TO DO =
Where the data below has the string "JSON", return the whole line.

DATASET below:

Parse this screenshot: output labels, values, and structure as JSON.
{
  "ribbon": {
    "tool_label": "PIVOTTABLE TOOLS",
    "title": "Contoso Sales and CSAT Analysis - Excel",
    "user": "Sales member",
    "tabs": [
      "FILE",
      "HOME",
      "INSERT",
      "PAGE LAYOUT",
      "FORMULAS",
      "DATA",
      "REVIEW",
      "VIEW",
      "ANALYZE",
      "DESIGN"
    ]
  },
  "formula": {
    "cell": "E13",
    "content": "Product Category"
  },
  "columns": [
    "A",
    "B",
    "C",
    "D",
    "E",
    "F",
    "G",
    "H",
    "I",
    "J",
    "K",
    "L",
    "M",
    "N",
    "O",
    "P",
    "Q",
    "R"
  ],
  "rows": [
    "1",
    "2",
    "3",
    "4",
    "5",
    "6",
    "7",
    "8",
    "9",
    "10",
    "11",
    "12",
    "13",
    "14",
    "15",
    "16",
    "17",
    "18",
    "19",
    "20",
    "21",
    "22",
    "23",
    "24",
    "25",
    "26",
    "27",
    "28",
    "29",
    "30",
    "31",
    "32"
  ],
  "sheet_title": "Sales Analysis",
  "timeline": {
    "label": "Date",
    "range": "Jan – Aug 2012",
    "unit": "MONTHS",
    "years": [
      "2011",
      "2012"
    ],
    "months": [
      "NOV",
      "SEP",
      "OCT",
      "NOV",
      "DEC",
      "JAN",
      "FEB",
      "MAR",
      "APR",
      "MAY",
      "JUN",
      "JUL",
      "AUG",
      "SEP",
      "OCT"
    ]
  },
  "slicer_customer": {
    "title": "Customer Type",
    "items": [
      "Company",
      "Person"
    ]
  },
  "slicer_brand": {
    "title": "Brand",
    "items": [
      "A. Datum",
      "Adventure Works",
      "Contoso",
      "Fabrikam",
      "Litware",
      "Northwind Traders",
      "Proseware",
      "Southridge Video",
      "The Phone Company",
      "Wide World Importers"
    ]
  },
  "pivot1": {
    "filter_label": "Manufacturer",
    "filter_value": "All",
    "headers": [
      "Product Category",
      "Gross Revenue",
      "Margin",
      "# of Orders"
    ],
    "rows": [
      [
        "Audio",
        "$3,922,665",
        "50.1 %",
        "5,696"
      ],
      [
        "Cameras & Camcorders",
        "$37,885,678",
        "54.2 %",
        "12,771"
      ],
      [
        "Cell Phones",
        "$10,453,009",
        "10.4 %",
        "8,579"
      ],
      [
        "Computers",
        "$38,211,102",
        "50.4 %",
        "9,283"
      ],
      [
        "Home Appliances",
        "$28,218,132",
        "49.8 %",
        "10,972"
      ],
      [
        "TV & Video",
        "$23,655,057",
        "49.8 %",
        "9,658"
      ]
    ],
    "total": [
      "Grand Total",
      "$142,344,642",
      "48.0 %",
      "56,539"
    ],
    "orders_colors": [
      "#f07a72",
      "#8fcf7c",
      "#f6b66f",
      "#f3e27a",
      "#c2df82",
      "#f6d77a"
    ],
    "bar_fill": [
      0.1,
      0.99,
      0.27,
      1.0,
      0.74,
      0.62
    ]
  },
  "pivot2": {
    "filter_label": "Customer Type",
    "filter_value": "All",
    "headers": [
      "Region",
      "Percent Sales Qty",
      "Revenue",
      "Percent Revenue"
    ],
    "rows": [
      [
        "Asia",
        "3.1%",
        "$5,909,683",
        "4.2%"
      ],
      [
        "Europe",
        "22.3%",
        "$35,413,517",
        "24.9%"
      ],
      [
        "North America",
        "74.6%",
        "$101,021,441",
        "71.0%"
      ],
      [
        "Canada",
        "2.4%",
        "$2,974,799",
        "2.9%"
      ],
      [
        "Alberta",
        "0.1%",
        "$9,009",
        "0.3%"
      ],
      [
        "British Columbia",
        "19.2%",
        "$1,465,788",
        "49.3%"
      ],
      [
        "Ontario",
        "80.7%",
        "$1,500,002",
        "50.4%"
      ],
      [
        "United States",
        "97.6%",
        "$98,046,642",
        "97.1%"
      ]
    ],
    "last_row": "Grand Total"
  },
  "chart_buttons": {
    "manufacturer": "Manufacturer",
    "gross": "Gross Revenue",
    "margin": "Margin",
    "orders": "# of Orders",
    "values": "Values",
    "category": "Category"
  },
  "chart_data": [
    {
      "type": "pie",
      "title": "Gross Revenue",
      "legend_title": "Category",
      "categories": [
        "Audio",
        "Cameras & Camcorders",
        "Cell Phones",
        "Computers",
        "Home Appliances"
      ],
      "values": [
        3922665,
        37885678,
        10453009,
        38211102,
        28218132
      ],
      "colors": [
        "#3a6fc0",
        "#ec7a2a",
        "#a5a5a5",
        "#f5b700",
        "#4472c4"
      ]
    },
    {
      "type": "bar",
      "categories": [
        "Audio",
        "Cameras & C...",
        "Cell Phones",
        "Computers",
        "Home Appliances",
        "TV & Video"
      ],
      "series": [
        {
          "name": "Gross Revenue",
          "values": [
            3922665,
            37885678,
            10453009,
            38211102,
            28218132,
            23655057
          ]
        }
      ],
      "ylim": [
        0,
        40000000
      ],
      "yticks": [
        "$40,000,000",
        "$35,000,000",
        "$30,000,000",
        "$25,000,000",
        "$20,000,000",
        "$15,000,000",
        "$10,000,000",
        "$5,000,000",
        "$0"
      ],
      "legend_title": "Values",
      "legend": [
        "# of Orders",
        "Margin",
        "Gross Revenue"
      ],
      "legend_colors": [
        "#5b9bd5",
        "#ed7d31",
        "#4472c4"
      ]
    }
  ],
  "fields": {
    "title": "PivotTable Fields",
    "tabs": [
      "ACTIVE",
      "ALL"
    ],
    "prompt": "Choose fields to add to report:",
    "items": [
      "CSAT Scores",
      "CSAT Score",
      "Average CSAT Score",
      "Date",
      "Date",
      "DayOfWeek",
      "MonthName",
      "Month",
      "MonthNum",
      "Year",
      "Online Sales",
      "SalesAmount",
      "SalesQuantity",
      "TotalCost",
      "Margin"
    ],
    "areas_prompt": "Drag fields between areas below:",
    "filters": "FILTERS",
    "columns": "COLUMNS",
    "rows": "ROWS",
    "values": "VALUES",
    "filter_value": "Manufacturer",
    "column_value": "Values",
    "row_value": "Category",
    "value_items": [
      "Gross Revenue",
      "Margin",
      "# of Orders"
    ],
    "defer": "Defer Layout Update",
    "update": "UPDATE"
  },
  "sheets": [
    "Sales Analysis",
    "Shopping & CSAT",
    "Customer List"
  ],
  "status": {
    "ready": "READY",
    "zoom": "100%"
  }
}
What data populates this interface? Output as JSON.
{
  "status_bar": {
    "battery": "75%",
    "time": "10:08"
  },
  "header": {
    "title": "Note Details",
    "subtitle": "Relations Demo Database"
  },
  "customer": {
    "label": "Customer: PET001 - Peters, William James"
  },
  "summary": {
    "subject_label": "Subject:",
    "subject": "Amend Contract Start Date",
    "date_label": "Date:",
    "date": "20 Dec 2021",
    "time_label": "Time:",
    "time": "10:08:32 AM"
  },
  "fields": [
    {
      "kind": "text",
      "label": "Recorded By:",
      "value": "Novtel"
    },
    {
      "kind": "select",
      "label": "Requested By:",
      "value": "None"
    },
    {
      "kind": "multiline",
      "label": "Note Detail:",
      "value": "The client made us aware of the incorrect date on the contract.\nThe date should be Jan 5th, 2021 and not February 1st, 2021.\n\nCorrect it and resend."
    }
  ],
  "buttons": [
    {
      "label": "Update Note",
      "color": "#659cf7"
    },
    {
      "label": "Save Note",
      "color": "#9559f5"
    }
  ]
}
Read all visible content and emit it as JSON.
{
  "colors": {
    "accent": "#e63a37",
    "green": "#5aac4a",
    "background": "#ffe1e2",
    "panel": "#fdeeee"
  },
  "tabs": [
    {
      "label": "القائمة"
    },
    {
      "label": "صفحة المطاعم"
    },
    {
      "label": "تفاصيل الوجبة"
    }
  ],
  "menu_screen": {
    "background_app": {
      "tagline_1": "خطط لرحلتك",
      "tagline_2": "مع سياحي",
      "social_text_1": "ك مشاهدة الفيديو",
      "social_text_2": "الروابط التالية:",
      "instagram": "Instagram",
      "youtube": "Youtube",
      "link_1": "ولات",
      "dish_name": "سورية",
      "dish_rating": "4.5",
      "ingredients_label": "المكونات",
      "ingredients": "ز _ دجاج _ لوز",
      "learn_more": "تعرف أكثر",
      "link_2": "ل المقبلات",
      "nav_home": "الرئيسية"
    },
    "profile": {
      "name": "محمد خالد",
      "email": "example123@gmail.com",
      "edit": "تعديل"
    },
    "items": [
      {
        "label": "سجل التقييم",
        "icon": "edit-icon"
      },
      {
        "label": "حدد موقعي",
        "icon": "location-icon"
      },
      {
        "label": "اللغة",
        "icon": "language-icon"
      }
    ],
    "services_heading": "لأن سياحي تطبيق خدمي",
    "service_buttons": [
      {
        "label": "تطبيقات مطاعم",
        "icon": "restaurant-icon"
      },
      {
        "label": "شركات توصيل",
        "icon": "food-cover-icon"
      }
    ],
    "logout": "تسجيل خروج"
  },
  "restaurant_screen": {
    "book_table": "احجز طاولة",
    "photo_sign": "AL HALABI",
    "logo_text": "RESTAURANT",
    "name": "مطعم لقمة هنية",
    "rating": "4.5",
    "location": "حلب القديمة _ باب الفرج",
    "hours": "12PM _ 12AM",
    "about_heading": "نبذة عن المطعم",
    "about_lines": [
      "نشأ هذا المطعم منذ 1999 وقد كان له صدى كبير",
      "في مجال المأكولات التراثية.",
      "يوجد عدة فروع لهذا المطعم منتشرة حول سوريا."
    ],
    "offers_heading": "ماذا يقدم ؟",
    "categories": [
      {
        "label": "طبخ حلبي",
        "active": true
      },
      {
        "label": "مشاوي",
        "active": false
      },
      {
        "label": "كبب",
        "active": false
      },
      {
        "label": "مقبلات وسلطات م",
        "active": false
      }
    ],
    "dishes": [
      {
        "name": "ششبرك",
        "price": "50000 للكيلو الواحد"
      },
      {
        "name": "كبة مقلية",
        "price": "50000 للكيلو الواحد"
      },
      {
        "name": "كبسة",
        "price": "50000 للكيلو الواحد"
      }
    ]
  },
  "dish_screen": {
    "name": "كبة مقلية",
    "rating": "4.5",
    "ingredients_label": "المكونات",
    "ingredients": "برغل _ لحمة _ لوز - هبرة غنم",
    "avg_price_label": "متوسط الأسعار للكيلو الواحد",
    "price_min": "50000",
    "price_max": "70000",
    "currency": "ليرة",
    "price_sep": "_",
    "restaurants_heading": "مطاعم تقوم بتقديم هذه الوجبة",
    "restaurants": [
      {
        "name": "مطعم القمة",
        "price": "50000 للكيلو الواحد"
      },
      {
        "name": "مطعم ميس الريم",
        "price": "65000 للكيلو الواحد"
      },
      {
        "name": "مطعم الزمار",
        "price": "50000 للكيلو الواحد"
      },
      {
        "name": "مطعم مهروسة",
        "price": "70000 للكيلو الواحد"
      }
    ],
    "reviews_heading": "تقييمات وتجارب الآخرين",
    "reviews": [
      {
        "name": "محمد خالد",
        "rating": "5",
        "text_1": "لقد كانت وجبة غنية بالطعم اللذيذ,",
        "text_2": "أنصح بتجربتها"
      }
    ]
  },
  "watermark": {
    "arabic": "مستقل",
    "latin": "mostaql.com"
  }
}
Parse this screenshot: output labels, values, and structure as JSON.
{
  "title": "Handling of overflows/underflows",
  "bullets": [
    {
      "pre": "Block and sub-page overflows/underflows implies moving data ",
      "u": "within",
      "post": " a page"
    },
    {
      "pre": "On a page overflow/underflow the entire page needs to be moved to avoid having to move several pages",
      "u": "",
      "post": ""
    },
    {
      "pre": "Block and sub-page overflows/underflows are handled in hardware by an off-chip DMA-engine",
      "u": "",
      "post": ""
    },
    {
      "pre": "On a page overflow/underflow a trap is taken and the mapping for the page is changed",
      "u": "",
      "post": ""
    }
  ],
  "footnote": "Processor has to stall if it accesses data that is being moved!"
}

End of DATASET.

SOLUTION TO THIS EXERCISE =
Parse this screenshot: output labels, values, and structure as JSON.
What data populates this interface? Output as JSON.
Read all visible content and emit it as JSON.
Parse this screenshot: output labels, values, and structure as JSON.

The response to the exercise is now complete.